Robotics

ISO/TS 15066:2016 takes a step closer to human-robot interaction

The ISO/TS 15066 standard provides safety requirements specifically to robot suppliers and integrators on using collaborative industrial robot systems.

By Bob Doyle, Robotic Industries Association

The first solid step toward ensuring the safety of human workers in a collaborative robot system is TS 15066, a technical-specification (TS) document that provides supplemental and supporting information to the industrial robot safety standards ISO 10218-1 and ISO 10218-2, which were published in 2011. This technical specification applies to how humans work with or, rather, how closely they work with the collaborative robot system, specifically.

What is a collaborative robot application?

Collaborative robots actually refer to a robot system, rather than a particular type of robot. With a collaborative robot application, humans and robots can occupy the same workspace at the same time while the system is in automatic mode. There are still safeguards and a risk assessment required, in accordance with the robot system safety standard ISO 10218-1 and -2:2011. For now, the collaborative workspace will most likely be a small defined space with familiar fencing or other safeguards surrounding the rest of the robot.

What makes the collaborative robot safe for human interaction?

When implemented according to the guidelines in ISO/TS 15066, the collaborative robot system might utilize one or a combination of the following:

    • power and force limiting
    • speed and separation monitoring.

If the human takes a step toward it, the robot might move an equal distance backward, maintaining the safe distance at all times.

With power and force limiting, the power and force of the robot’s motion is constrained to levels that have proven to not cause pain to a human, if contact were to occur. ISO/TS 15066 provides data on pain threshold levels allowing us to know where to set those limits on the power and force of the robot’s movement.

Also read: Important standards, regulations when designing equipment that includes robots

With speed and separation monitoring, on the other hand, the robot is made aware of the human presence and takes action to maintain a safe distance, or shut down altogether if the safe distance cannot be maintained.

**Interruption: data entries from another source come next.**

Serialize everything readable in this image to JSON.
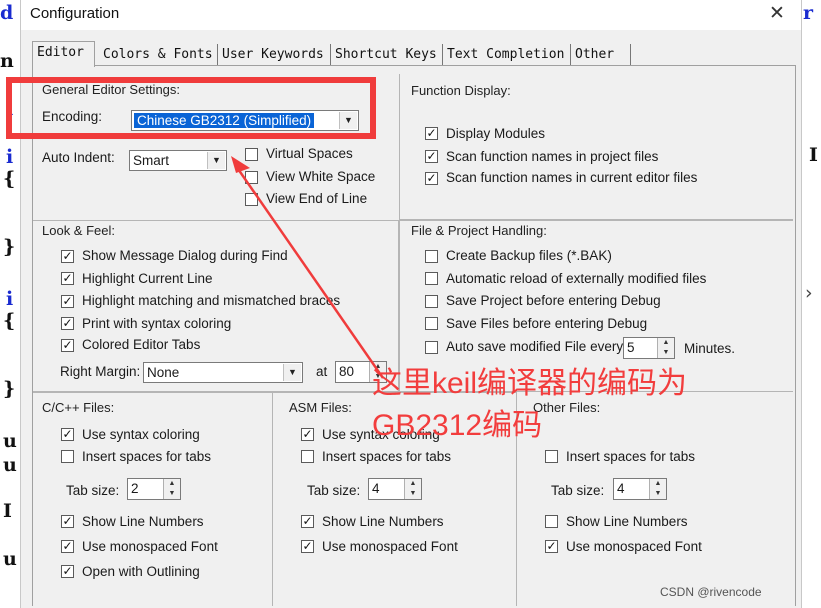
{
  "dialog": {
    "title": "Configuration",
    "close_glyph": "✕"
  },
  "tabs": [
    {
      "label": "Editor",
      "active": true
    },
    {
      "label": "Colors & Fonts",
      "active": false
    },
    {
      "label": "User Keywords",
      "active": false
    },
    {
      "label": "Shortcut Keys",
      "active": false
    },
    {
      "label": "Text Completion",
      "active": false
    },
    {
      "label": "Other",
      "active": false
    }
  ],
  "general": {
    "title": "General Editor Settings:",
    "encoding_label": "Encoding:",
    "encoding_value": "Chinese GB2312 (Simplified)",
    "auto_indent_label": "Auto Indent:",
    "auto_indent_value": "Smart",
    "virtual_spaces": {
      "label": "Virtual Spaces",
      "checked": false
    },
    "view_white_space": {
      "label": "View White Space",
      "checked": false
    },
    "view_end_of_line": {
      "label": "View End of Line",
      "checked": false
    }
  },
  "function_display": {
    "title": "Function Display:",
    "display_modules": {
      "label": "Display Modules",
      "checked": true
    },
    "scan_project": {
      "label": "Scan function names in project files",
      "checked": true
    },
    "scan_editor": {
      "label": "Scan function names in current editor files",
      "checked": true
    }
  },
  "look_feel": {
    "title": "Look & Feel:",
    "show_message_dialog": {
      "label": "Show Message Dialog during Find",
      "checked": true
    },
    "highlight_current_line": {
      "label": "Highlight Current Line",
      "checked": true
    },
    "highlight_braces": {
      "label": "Highlight matching and mismatched braces",
      "checked": true
    },
    "print_syntax": {
      "label": "Print with syntax coloring",
      "checked": true
    },
    "colored_tabs": {
      "label": "Colored Editor Tabs",
      "checked": true
    },
    "right_margin_label": "Right Margin:",
    "right_margin_value": "None",
    "at_label": "at",
    "at_value": "80"
  },
  "file_project": {
    "title": "File & Project Handling:",
    "create_backup": {
      "label": "Create Backup files (*.BAK)",
      "checked": false
    },
    "auto_reload": {
      "label": "Automatic reload of externally modified files",
      "checked": false
    },
    "save_project": {
      "label": "Save Project before entering Debug",
      "checked": false
    },
    "save_files": {
      "label": "Save Files before entering Debug",
      "checked": false
    },
    "auto_save": {
      "label": "Auto save modified File every",
      "checked": false
    },
    "auto_save_value": "5",
    "minutes_label": "Minutes."
  },
  "cpp_files": {
    "title": "C/C++ Files:",
    "use_syntax": {
      "label": "Use syntax coloring",
      "checked": true
    },
    "insert_spaces": {
      "label": "Insert spaces for tabs",
      "checked": false
    },
    "tab_size_label": "Tab size:",
    "tab_size_value": "2",
    "show_line_numbers": {
      "label": "Show Line Numbers",
      "checked": true
    },
    "monospaced": {
      "label": "Use monospaced Font",
      "checked": true
    },
    "outlining": {
      "label": "Open with Outlining",
      "checked": true
    }
  },
  "asm_files": {
    "title": "ASM Files:",
    "use_syntax": {
      "label": "Use syntax coloring",
      "checked": true
    },
    "insert_spaces": {
      "label": "Insert spaces for tabs",
      "checked": false
    },
    "tab_size_label": "Tab size:",
    "tab_size_value": "4",
    "show_line_numbers": {
      "label": "Show Line Numbers",
      "checked": true
    },
    "monospaced": {
      "label": "Use monospaced Font",
      "checked": true
    }
  },
  "other_files": {
    "title": "Other Files:",
    "insert_spaces": {
      "label": "Insert spaces for tabs",
      "checked": false
    },
    "tab_size_label": "Tab size:",
    "tab_size_value": "4",
    "show_line_numbers": {
      "label": "Show Line Numbers",
      "checked": false
    },
    "monospaced": {
      "label": "Use monospaced Font",
      "checked": true
    }
  },
  "annotation": {
    "line1": "这里keil编译器的编码为",
    "line2": "GB2312编码",
    "color": "#f23d3d"
  },
  "watermark": "CSDN @rivencode",
  "background_code": {
    "left": [
      "d",
      "n",
      "i",
      "i",
      "{",
      "}",
      "i",
      "{",
      "}",
      "u",
      "u",
      "I",
      "u"
    ],
    "right_top": "r",
    "right_mid": "I",
    "right_chevron": "›"
  }
}
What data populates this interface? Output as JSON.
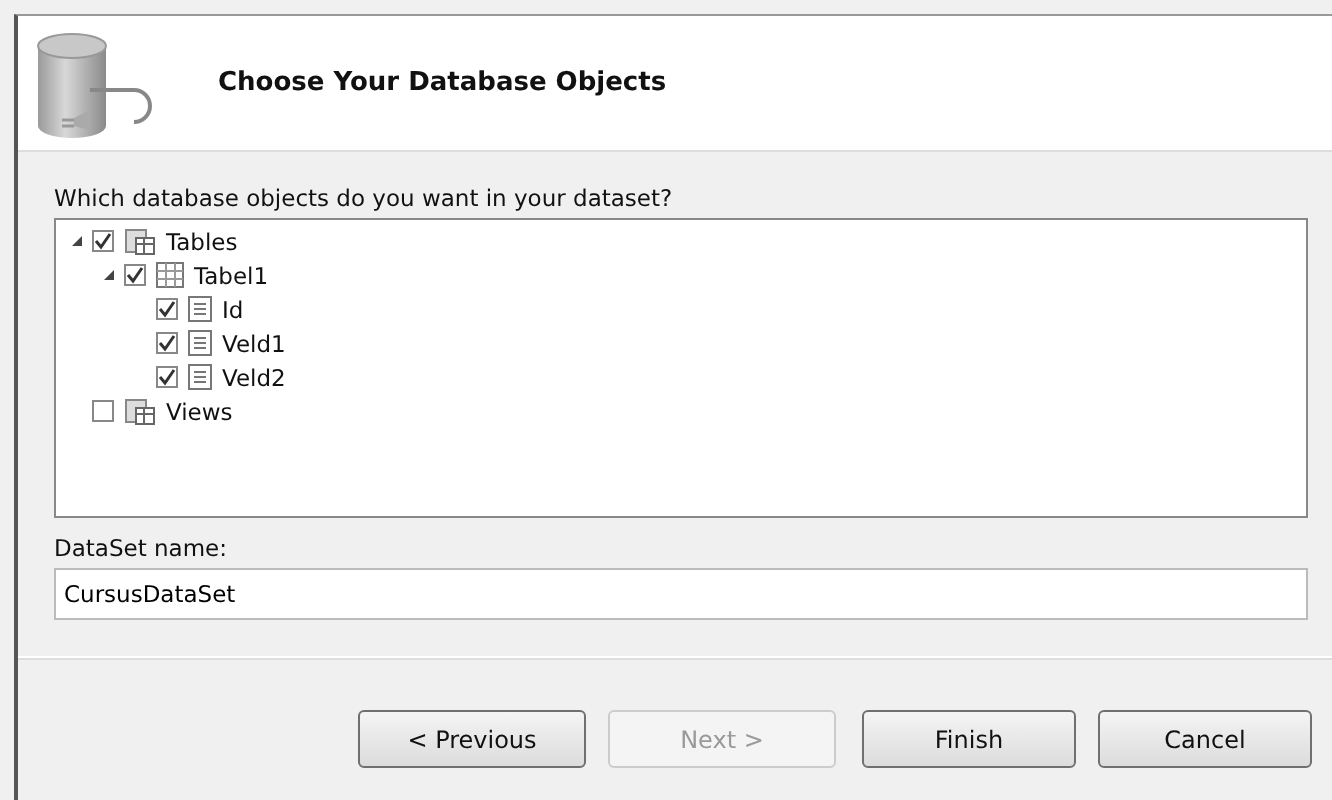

In this scenario, if the human takes a step toward it, the robot might move an equal distance backward, maintaining the safe distance at all times.

What will change with TS 15066?

Traditionally, robot systems and people have been separated with various guards, fences and protective devices. But, thanks to TS 15066, scenarios have been determined where people and robots can work more closely together.

The ISO/TS 15066 standard provides safety requirements specifically to robot suppliers and integrators on using collaborative industrial robot systems. The standard will work as a foundation for the next series of developments within the collaborative robot industry.

What’s important about TS 15066?

TS 15066 combines key information that is both new and previously established into guidance for the design of collaborative robot systems, including important aspects, such as:

• definition of a collaborative robotic system

• important characteristics of the safety-related control system for collaborative operation

• identification of factors to be taken into consideration in the design of a collaborative robot system

• built-in, safety-related systems that can be used effectively in a collaborative operation and requirements for their effective use

• steps in implementing a collaborative application

• guidance on maximum allowable speeds and minimum protective distances, as well as the formula for determining the protective separation distance

• data to help determine threshold limit values for power and force limiting to avoid pain or discomfort on the part of the human operator.

Learn more with this WEBCAST: Fundamentals of collaborative robot safety

How will this impact the industry?

Power and force limiting, as well as speed and separation monitoring, are now being accomplished with existing technologies; however, future technology will most likely result in even more breakthroughs. This will most likely pertain to protective devices with tighter integration, such as when the robot system’s motion is integrated with a protective device that detects intrusion and presence in the shared workspace. This could mean a future consisting of a barrier-free workspace for the human and robot system.

A hard copy of ISO/TS 15066 can be purchased from the RIA Online Store at www.robotics.org/bookstore-cat.cfm?category_id=118.